Last week the Faroe Islands and the United Kingdom signed a free trade agreement which ensures that trade between the countries will continue after the UK leaves the EU.
Britain imports some £200 million worth of fish and crustaceans from the islands, which will remain unchanged following the UK’s divorce with the union.
Imports from the United Kingdom to the Faroes had a total value of DKK 284 million (£33 million) in 2017.
Faroese minister of Foreign Affairs and Trade, Poul Michelsen was understandably happy about the agreement:
“The United Kingdom is not only our closest geographical neighbor, it is one of the most important trading partners for the Faroe Islands.

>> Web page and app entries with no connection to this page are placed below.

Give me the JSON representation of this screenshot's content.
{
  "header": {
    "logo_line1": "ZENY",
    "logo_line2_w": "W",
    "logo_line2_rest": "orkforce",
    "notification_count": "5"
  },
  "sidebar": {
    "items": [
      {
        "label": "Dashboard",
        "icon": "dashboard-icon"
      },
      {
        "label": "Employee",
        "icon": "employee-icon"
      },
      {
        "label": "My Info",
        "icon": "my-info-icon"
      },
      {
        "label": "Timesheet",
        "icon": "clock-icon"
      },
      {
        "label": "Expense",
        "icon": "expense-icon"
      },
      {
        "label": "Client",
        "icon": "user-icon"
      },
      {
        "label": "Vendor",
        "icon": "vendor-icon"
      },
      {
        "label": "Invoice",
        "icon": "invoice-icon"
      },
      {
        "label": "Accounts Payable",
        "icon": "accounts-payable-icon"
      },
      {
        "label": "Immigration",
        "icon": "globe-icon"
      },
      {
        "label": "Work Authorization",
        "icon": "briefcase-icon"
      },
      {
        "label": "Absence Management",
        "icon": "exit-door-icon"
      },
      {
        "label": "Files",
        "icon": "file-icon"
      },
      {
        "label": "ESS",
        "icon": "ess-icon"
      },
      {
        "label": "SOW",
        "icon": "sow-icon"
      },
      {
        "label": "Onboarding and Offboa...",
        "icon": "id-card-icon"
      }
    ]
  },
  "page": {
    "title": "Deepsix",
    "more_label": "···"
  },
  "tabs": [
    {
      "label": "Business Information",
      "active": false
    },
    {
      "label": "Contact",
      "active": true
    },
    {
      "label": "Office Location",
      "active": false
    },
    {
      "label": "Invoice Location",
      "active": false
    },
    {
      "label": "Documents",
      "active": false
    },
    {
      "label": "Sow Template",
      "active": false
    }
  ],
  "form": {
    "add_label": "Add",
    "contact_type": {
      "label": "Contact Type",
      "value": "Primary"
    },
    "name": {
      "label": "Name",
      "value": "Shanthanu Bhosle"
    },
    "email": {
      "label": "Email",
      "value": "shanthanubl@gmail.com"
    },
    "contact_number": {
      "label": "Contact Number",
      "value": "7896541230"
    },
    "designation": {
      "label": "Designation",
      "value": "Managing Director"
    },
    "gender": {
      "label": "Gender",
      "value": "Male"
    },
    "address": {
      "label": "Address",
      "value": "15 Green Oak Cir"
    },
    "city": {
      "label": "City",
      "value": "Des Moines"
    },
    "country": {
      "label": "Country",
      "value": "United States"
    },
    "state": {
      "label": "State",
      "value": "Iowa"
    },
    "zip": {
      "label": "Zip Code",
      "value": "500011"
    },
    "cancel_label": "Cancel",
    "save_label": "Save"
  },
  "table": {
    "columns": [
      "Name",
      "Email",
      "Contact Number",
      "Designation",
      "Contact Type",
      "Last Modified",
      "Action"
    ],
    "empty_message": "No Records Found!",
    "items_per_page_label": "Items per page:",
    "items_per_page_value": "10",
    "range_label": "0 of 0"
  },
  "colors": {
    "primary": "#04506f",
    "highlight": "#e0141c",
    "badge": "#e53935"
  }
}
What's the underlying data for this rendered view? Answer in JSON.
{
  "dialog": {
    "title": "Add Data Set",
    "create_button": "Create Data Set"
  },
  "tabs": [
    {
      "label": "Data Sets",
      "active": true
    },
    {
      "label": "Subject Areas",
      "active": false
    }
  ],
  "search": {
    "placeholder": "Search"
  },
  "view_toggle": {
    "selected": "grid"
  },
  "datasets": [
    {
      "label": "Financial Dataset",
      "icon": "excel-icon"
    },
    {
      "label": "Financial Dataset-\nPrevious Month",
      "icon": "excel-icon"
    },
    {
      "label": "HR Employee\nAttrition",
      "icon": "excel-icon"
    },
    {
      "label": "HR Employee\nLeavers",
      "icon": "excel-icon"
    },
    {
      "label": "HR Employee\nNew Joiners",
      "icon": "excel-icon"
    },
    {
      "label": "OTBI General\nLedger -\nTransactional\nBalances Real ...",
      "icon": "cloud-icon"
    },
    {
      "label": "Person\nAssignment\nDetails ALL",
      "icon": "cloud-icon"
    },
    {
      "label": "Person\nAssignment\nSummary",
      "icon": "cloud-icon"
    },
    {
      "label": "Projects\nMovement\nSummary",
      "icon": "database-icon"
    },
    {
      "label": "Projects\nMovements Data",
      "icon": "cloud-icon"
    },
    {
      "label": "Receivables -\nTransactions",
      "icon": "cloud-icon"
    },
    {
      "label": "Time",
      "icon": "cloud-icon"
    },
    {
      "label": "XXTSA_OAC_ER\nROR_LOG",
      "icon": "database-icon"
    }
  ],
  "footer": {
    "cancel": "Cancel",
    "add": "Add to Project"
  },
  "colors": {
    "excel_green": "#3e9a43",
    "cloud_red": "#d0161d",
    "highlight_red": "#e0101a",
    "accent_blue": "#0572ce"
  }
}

This agreement means that our exports to the UK can continue unhindered when the UK leaves the EU. The economic significance of this agreement for the Faroe Islands cannot be overstated, It will also provide a firm basis on which we can expand our future trade relations with the UK,” said Poul Michelsen, Faroese Minister of Foreign Affairs and Trade, according to Faroeislands.fo.
UK minister of State for Trade Policy, George Hollingbery was also satisfied with the agreement: “This agreement is the latest in a series of continuity agreements to be signed by the UK and will help give UK and Faroe Island businesses, exporters and consumers the certainty they need to continue trading freely and in confidence as the UK prepares to leave the EU.
The Faroe Islands is an important trading partner for Britain and this deal will help ensure that British businesses and consumer continue to have greater choice at lower prices.”
However, not all British politicians were as jubilant.
UK Labour Party leader in the European Parliament, Richard Corbett said, according to thelondoneconomic.com: “So Liam Fox (The British Secretary of State for International Trade) finally has a #trade agreement lined up for a post-Brexit era with that trading super-power, the Faroe Islands!
“It would simply keep what we now have via EU.
“What celebrations are planned for this great triumph?”
The UK has yet to finalise agreements to replace existing free trade deals the EU has with 40 big economies if there is a no-deal Brexit, writes TLE.